_Your task_. Using the data below, work out how many lines contain "gerbot", and report only that number.
§ §
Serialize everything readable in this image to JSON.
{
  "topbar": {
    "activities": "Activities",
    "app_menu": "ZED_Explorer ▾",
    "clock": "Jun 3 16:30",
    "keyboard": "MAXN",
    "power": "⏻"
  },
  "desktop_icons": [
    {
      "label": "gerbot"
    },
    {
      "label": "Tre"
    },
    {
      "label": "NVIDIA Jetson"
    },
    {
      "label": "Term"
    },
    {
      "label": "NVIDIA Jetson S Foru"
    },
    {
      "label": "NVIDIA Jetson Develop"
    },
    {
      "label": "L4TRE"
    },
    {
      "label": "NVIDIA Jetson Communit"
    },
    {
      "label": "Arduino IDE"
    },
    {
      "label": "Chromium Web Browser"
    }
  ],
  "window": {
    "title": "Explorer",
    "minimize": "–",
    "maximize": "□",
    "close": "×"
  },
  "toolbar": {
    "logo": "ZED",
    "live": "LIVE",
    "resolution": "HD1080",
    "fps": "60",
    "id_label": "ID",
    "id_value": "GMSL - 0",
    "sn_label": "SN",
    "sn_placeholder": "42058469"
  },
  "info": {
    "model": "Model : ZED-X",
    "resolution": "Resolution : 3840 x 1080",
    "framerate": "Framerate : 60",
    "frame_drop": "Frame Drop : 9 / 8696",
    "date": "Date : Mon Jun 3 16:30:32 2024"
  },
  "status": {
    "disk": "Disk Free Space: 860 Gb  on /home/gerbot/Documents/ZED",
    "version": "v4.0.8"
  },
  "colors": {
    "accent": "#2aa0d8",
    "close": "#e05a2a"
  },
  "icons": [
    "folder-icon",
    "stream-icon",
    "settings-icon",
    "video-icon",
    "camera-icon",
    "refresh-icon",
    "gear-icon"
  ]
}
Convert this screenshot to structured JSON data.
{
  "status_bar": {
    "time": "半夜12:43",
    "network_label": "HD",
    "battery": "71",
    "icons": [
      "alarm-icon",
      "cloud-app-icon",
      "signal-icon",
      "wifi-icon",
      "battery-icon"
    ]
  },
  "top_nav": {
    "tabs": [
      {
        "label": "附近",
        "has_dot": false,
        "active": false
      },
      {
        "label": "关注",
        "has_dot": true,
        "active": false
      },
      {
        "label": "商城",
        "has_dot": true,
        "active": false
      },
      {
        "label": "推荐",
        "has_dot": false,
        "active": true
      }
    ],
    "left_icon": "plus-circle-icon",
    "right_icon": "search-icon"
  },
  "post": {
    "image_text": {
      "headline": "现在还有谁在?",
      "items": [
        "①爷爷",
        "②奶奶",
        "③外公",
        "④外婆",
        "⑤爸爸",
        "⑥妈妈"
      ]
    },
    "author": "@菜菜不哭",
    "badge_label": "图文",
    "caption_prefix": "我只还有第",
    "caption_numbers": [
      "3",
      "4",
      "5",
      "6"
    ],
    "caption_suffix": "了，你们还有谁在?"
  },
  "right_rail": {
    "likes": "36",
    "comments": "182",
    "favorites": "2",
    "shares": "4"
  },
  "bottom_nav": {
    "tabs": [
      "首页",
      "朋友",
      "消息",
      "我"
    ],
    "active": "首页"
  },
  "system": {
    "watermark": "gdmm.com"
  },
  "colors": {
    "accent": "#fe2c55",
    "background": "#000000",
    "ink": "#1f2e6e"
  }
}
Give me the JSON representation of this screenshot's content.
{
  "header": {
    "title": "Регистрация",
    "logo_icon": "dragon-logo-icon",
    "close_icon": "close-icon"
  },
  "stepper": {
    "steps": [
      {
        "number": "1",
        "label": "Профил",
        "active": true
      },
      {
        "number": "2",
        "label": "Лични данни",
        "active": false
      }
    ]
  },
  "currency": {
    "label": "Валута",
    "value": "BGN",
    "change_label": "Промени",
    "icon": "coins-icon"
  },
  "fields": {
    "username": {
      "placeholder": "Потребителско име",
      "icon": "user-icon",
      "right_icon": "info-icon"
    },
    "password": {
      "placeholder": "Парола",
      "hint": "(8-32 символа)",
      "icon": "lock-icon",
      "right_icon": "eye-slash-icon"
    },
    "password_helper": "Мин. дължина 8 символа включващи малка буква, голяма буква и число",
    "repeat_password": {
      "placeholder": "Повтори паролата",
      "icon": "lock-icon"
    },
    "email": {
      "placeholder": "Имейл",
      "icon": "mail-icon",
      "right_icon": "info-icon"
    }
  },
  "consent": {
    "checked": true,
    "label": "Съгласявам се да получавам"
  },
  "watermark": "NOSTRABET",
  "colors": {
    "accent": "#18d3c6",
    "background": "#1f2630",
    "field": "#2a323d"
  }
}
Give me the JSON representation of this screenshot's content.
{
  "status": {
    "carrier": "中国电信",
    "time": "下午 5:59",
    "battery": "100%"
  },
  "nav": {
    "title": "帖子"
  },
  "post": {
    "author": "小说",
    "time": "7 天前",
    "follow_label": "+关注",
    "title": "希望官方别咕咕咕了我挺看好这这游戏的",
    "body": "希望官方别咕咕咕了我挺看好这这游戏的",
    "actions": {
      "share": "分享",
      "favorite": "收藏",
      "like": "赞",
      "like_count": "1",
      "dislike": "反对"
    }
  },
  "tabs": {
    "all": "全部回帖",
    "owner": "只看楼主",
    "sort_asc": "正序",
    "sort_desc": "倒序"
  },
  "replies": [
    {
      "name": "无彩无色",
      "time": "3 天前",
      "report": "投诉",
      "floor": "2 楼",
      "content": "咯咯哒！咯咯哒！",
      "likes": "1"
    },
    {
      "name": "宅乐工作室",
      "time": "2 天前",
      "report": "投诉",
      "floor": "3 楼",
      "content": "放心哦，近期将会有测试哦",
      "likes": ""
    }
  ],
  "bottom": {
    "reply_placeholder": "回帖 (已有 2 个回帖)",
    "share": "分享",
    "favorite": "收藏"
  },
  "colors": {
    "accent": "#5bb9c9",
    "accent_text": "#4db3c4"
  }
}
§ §
_Expected answer_. 2